Adobe Systems

(ADBE) - Get Report

would have suffered a loss of a penny per share vs. a reported profit of 76 cents.

To date, 66 S&P 500 components have declared they will expense options in fiscal 2003, according to S&P. However, the firm's core earnings guidelines are a long way from being adopted as corporate America's standard.

"It would be commercially wonderful

if that were the case, but we'd be fooling ourselves" to claim as much, said David Blitzer, managing director at S&P.

World of Confusion

Critics of S&P's core approach say the methodology is flawed because there are no historic core earnings with which to compare current levels. Another argument is that trailing results are irrelevant and it's hard to generate solid core earnings forecasts because predicting future option expenses and the performance of company pension funds is so difficult.

Jeffrey Saut, chief strategist at Raymond James, disputed the latter argument, wondering if "anyone can give decent forward estimates" based on any definition. Still, he suggested that S&P's core earnings initiative has, thus far, mainly complicated an already murky environment, contributing to his views that stock proxies will be range-bound for the foreseeable future.

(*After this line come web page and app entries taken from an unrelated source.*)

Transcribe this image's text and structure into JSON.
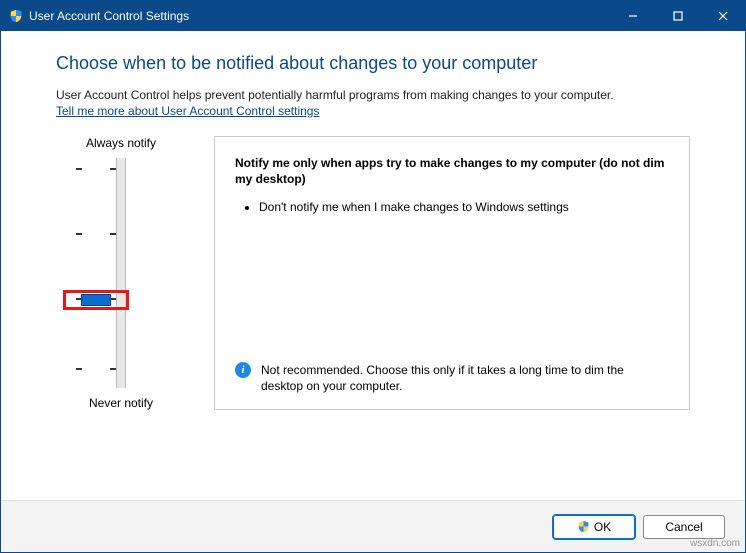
{
  "window": {
    "title": "User Account Control Settings"
  },
  "heading": "Choose when to be notified about changes to your computer",
  "description": "User Account Control helps prevent potentially harmful programs from making changes to your computer.",
  "link": "Tell me more about User Account Control settings",
  "slider": {
    "top_label": "Always notify",
    "bottom_label": "Never notify",
    "levels": 4,
    "selected_index": 2
  },
  "panel": {
    "title": "Notify me only when apps try to make changes to my computer (do not dim my desktop)",
    "bullets": [
      "Don't notify me when I make changes to Windows settings"
    ],
    "warning": "Not recommended. Choose this only if it takes a long time to dim the desktop on your computer."
  },
  "buttons": {
    "ok": "OK",
    "cancel": "Cancel"
  },
  "watermark": "wsxdn.com"
}
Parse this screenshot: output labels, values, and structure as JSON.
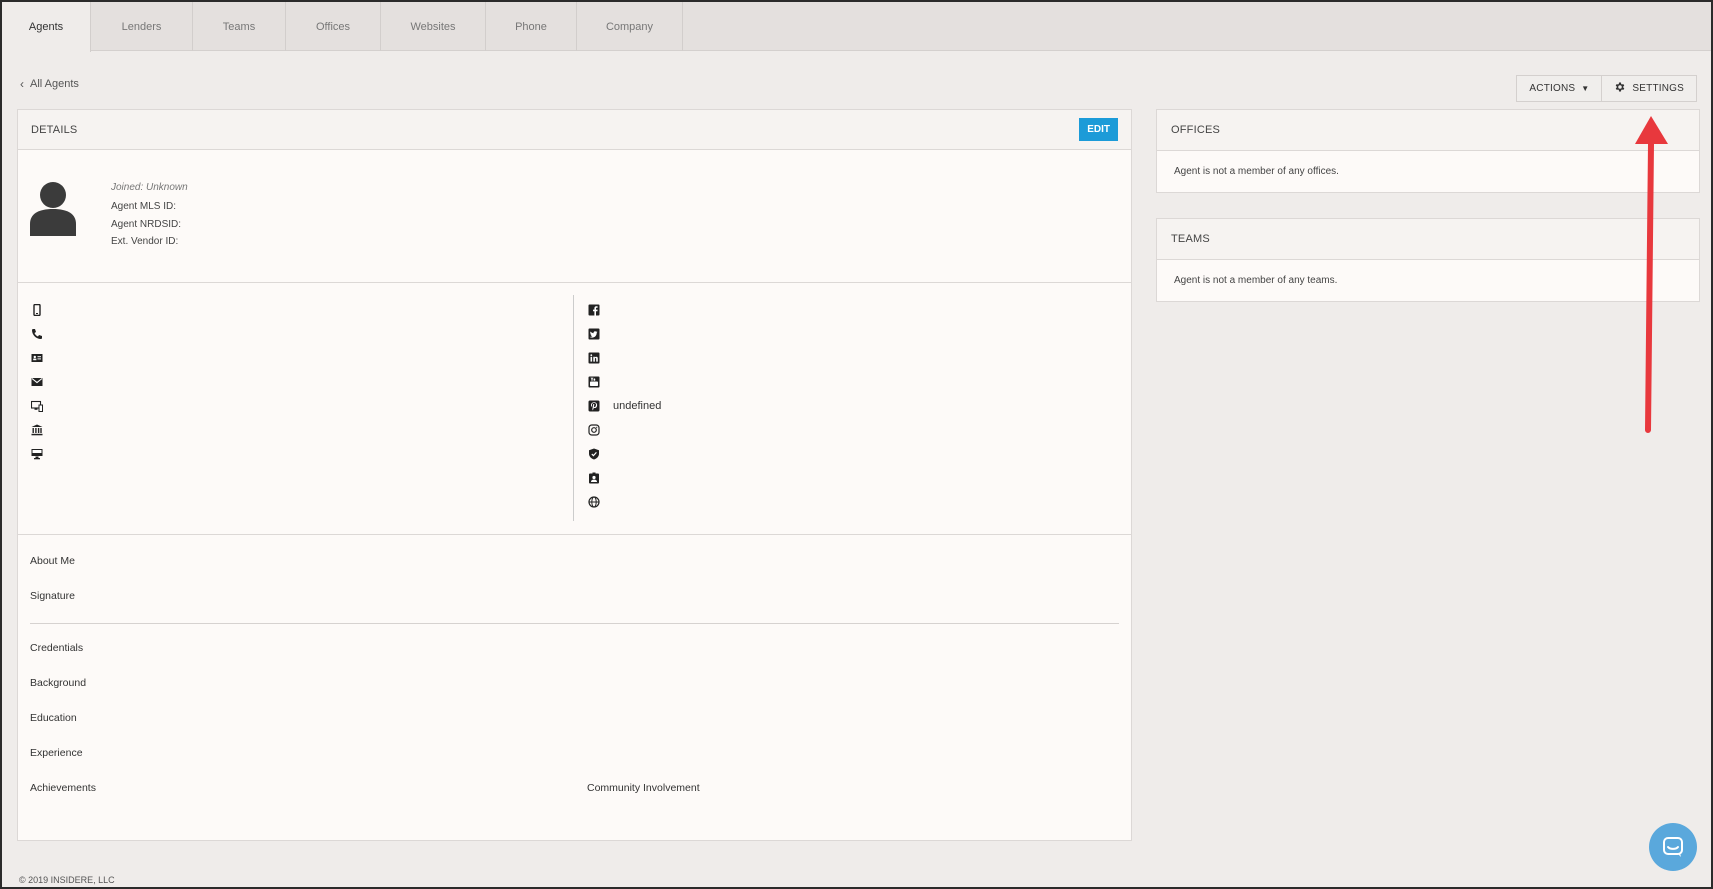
{
  "tabs": [
    {
      "label": "Agents",
      "active": true
    },
    {
      "label": "Lenders",
      "active": false
    },
    {
      "label": "Teams",
      "active": false
    },
    {
      "label": "Offices",
      "active": false
    },
    {
      "label": "Websites",
      "active": false
    },
    {
      "label": "Phone",
      "active": false
    },
    {
      "label": "Company",
      "active": false
    }
  ],
  "breadcrumb": {
    "back_label": "All Agents"
  },
  "top_actions": {
    "actions_label": "ACTIONS",
    "settings_label": "SETTINGS"
  },
  "details": {
    "title": "DETAILS",
    "edit_label": "EDIT",
    "joined": "Joined: Unknown",
    "mls_label": "Agent MLS ID:",
    "nrds_label": "Agent NRDSID:",
    "vendor_label": "Ext. Vendor ID:"
  },
  "contacts": {
    "left": [
      {
        "icon": "mobile-icon",
        "value": ""
      },
      {
        "icon": "phone-icon",
        "value": ""
      },
      {
        "icon": "contact-card-icon",
        "value": ""
      },
      {
        "icon": "email-icon",
        "value": ""
      },
      {
        "icon": "devices-icon",
        "value": ""
      },
      {
        "icon": "bank-icon",
        "value": ""
      },
      {
        "icon": "monitor-icon",
        "value": ""
      }
    ],
    "right": [
      {
        "icon": "facebook-icon",
        "value": ""
      },
      {
        "icon": "twitter-icon",
        "value": ""
      },
      {
        "icon": "linkedin-icon",
        "value": ""
      },
      {
        "icon": "youtube-icon",
        "value": ""
      },
      {
        "icon": "pinterest-icon",
        "value": "undefined"
      },
      {
        "icon": "instagram-icon",
        "value": ""
      },
      {
        "icon": "shield-icon",
        "value": ""
      },
      {
        "icon": "badge-icon",
        "value": ""
      },
      {
        "icon": "globe-icon",
        "value": ""
      }
    ]
  },
  "sections": {
    "about_me": "About Me",
    "signature": "Signature",
    "credentials": "Credentials",
    "background": "Background",
    "education": "Education",
    "experience": "Experience",
    "achievements": "Achievements",
    "community": "Community Involvement"
  },
  "offices": {
    "title": "OFFICES",
    "empty": "Agent is not a member of any offices."
  },
  "teams": {
    "title": "TEAMS",
    "empty": "Agent is not a member of any teams."
  },
  "footer": {
    "copyright": "© 2019 INSIDERE, LLC"
  },
  "colors": {
    "accent": "#1c9bd8",
    "arrow": "#e8383d",
    "chat": "#5aa8dc"
  }
}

"All

core earnings do is bolster my case that there's so much confusion out there that even if earnings come back strong the market isn't going to capitalize them at anywhere near the same multiple," as in the late 1990s, he said. "There are 10 or 12 different ways to report earnings, and some guys still don't get it."

The lack of agreement on earnings standard has many market participants using their own calculations of profits.

Robyn Brenza, a spokeswoman for T. Rowe Price with over $130 billion under management, said managers at the Baltimore-based firm "have built their own models for the companies they follow and are most comfortable using them."

Susan E. Ulick, director of equity research for TIAA-CREF, which managed $275 billion at the end of 2001, said its analysts aren't using S&P's core guidelines, but are "focusing much more time on critical variables,

such as taking a look at whether there's phenomena in earnings that aren't really earnings and asking should we back them out."

Indeed, even if money managers don't formally adopt S&P's definition of core earnings, its new calculations have helped investors focus on "important stuff" that is being excluded from most earnings calculations, Blitzer said. "On that there's agreement."

Investors may argue over whether or not employee stock options should be expensed, or at what level. But most people agree options and pension-fund liabilities should not be totally excluded from a firm's earnings, he said. "None of us did our homework for a few years. This is the homework," figuring out a company's true earnings when all expenses (and gains) are included.